After a long collaboration with the Economist, the awards this year had been moved to the the Guardian’s gallery in Farringdon Road.
When the Economist was hosting it, much was made of the fact that (the in my mind excellent Economist cartoonist) KAL, seemed to pick up rather a disproportionate amount of awards for best cartoon, so when the Guardian cartoonists collected the main two awards in Farringdon Road, well…you could’ve been forgiven for thinking that there were Labour-like activities going on there too.
However, Martin, with characteristic wit, disarmingly made the connection in his acceptance speech, and fortunately for Steve and him and the credibility of the awards, the prizes were thoroughly deserved.

I proudly won the so-called Gillray Goblet – the runner-up prize for best cartoon, and Dave Brown got an honourable mention for his Rouges Gallery work.

A good night was had by most.

From the Cartoon Notebook: Editing…

October 5, 2007

Michael Gove

It’s always sad to see the conferences come to an end.
No really.
As mentioned in previous posts, it’s a great chance for cartoonists to study the politicians more closely and develop their caricatures.

The sketch above is of Michael Gove, who I’ve always found quite difficult to draw despite his wonderfully peculiar looks. It’s a bit like with Ken Clarke. There’s too much to pick up on! In Gove’s case it doesn’t help that his voice is even funnier than his appearance, which somehow leaves you trying to draw sound.
And if that wasn’t enough, he’s deviously followed Jack Straw’s lead and ditched his trademark glasses, revealing eyes that are only half the size of those he used to present.

Fortunately though he’s got lips that can pout for England, and when Gove becomes just a tad more famous, those alone should be able to carry a caricature.

Michael Gove simplified

The best caricaturists have always been those who can capture that one line or feature that tell the whole story, so to speak.
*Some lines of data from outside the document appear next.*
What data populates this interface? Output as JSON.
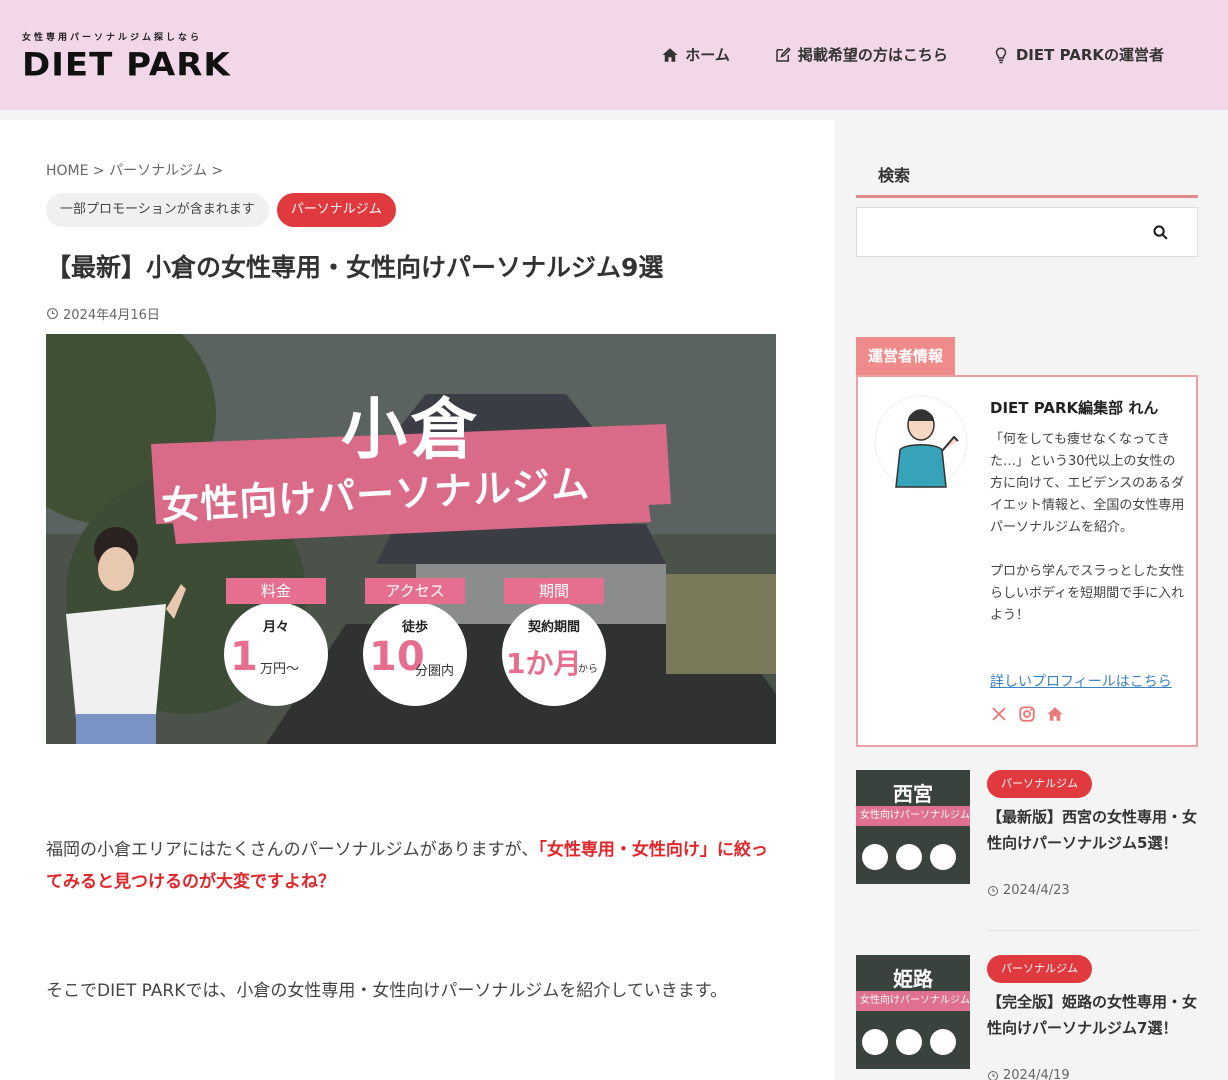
{
  "header": {
    "logo_tagline": "女性専用パーソナルジム探しなら",
    "logo_text": "DIET PARK",
    "nav": [
      {
        "label": "ホーム",
        "icon": "home-icon"
      },
      {
        "label": "掲載希望の方はこちら",
        "icon": "edit-icon"
      },
      {
        "label": "DIET PARKの運営者",
        "icon": "lightbulb-icon"
      }
    ],
    "background": "#f1d7e8"
  },
  "article": {
    "breadcrumb": "HOME > パーソナルジム >",
    "promo_pill": "一部プロモーションが含まれます",
    "category_pill": "パーソナルジム",
    "title": "【最新】小倉の女性専用・女性向けパーソナルジム9選",
    "date": "2024年4月16日",
    "hero": {
      "city": "小倉",
      "subtitle": "女性向けパーソナルジム",
      "badges": [
        {
          "label": "料金",
          "top": "月々",
          "big": "1",
          "small": "万円〜"
        },
        {
          "label": "アクセス",
          "top": "徒歩",
          "big": "10",
          "small": "分圏内"
        },
        {
          "label": "期間",
          "top": "契約期間",
          "big": "1か月",
          "small": "から"
        }
      ]
    },
    "para1_plain": "福岡の小倉エリアにはたくさんのパーソナルジムがありますが、",
    "para1_highlight": "「女性専用・女性向け」に絞ってみると見つけるのが大変ですよね？",
    "para2": "そこでDIET PARKでは、小倉の女性専用・女性向けパーソナルジムを紹介していきます。"
  },
  "sidebar": {
    "search_title": "検索",
    "search_placeholder": "",
    "operator": {
      "tab": "運営者情報",
      "name": "DIET PARK編集部 れん",
      "desc1": "「何をしても痩せなくなってきた…」という30代以上の女性の方に向けて、エビデンスのあるダイエット情報と、全国の女性専用パーソナルジムを紹介。",
      "desc2": "プロから学んでスラっとした女性らしいボディを短期間で手に入れよう！",
      "link": "詳しいプロフィールはこちら"
    },
    "posts": [
      {
        "thumb_city": "西宮",
        "thumb_band": "女性向けパーソナルジム",
        "category": "パーソナルジム",
        "title": "【最新版】西宮の女性専用・女性向けパーソナルジム5選！",
        "date": "2024/4/23"
      },
      {
        "thumb_city": "姫路",
        "thumb_band": "女性向けパーソナルジム",
        "category": "パーソナルジム",
        "title": "【完全版】姫路の女性専用・女性向けパーソナルジム7選！",
        "date": "2024/4/19"
      }
    ]
  },
  "colors": {
    "accent": "#e0393e",
    "pink": "#e66f90",
    "link": "#3b82c4"
  }
}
I wouldn’t count myself among them, as I tend to elaborate and then elaborate some more. It’s a confidence issue more than anything else, and I hope I’m getting better at it. This applies to cartooning in general as well. How you compose your image – and how you edit it.

The multi-award winning cartoonist Mike Tombs, originally from Coventry in England, has been one of Norway’s most successful, controversial and misunderstood cartoonists for three decades. Outside Norway his work has appeared in Punch, New Statesman and the Observer among others…
(Frustratingly, because I have a feeling he’s now retired and his signature is ‘Mike’ it’s an absolute nightmare trying to find examples of his work to show, so you’ll just have to take my word for it.)
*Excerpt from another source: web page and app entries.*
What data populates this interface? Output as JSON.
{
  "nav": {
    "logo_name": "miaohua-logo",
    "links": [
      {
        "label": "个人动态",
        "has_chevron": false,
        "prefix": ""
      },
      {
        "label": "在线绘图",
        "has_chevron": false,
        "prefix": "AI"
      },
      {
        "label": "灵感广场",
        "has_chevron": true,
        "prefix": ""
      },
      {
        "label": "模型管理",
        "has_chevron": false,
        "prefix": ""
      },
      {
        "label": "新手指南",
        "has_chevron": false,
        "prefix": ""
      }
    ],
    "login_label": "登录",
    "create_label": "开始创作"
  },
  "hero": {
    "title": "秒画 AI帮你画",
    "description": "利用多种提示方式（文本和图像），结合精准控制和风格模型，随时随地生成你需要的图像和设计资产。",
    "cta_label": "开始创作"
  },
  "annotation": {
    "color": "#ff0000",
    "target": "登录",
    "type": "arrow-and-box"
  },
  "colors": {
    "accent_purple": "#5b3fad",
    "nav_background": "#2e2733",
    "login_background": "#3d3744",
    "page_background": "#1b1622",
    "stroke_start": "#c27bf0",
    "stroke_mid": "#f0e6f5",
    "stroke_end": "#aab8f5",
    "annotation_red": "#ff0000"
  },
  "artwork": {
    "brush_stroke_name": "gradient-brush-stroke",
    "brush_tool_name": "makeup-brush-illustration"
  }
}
He is a well art-educated craftsman yet readers would often, after screaming “outrage” at his controversial and usually vicious dig at anyone and anything, follow up with an attack on his drawing skills. Failing to understand of course, that had the drawing not been done in such a naive, limited and superbly direct style, their reaction to its message would probably not have been so strong.
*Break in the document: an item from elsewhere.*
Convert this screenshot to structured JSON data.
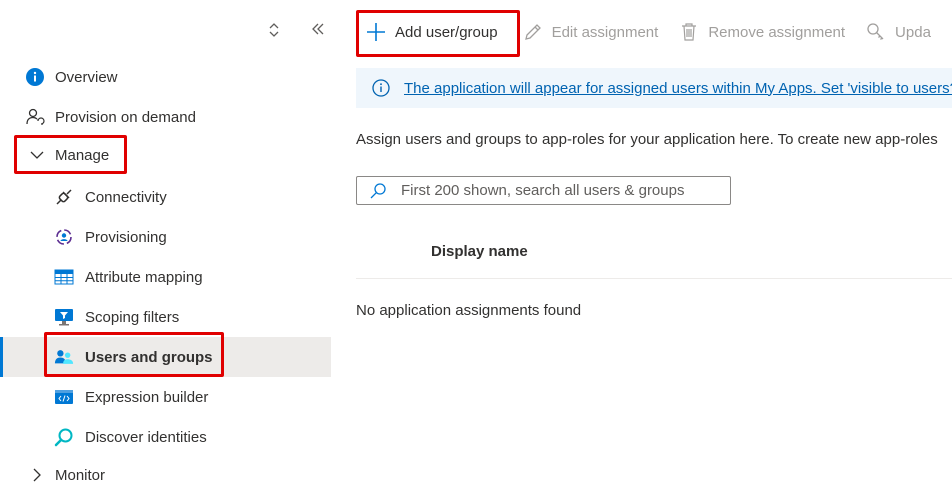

I interviewed him once and got a first hand look at how he did it. On his desk were maybe five, six different versions of the same cartoon.
The initial idea was full of detail, the others progressively sparse – ending up with a finished cartoon taking you straight to the point in the most effective and penetrating way.
I try to keep his example in mind when I do my own work, but it’s much harder than it looks.

The introduction of colour to newspaper cartoons adds to that editing challenge. Using a palette which is as concidered as the ‘one line cariacture’, is key, but again it takes confidence to say “he’s suit was grey, but I might paint it red” (to use a poor example) when you’re up against a deadline.

I’m not saying that a cartoon can’t be successful if it’s detailed. There are plenty of examples of cartoonists who can carry it off. Martin Rowson is one example.
There are different styles of storytelling. You might want to lead your readers into the cartoon gradually, with several ‘plots’ and ‘sub plots’, or you might want to hit people between the eyes before they have a chance to defend themselves.

The point is editing.
Editing out the unnecessary information. The objects, colours and text that does nothing but detract from what you’re trying to convey.

I have a long way to go, but I’m working on it…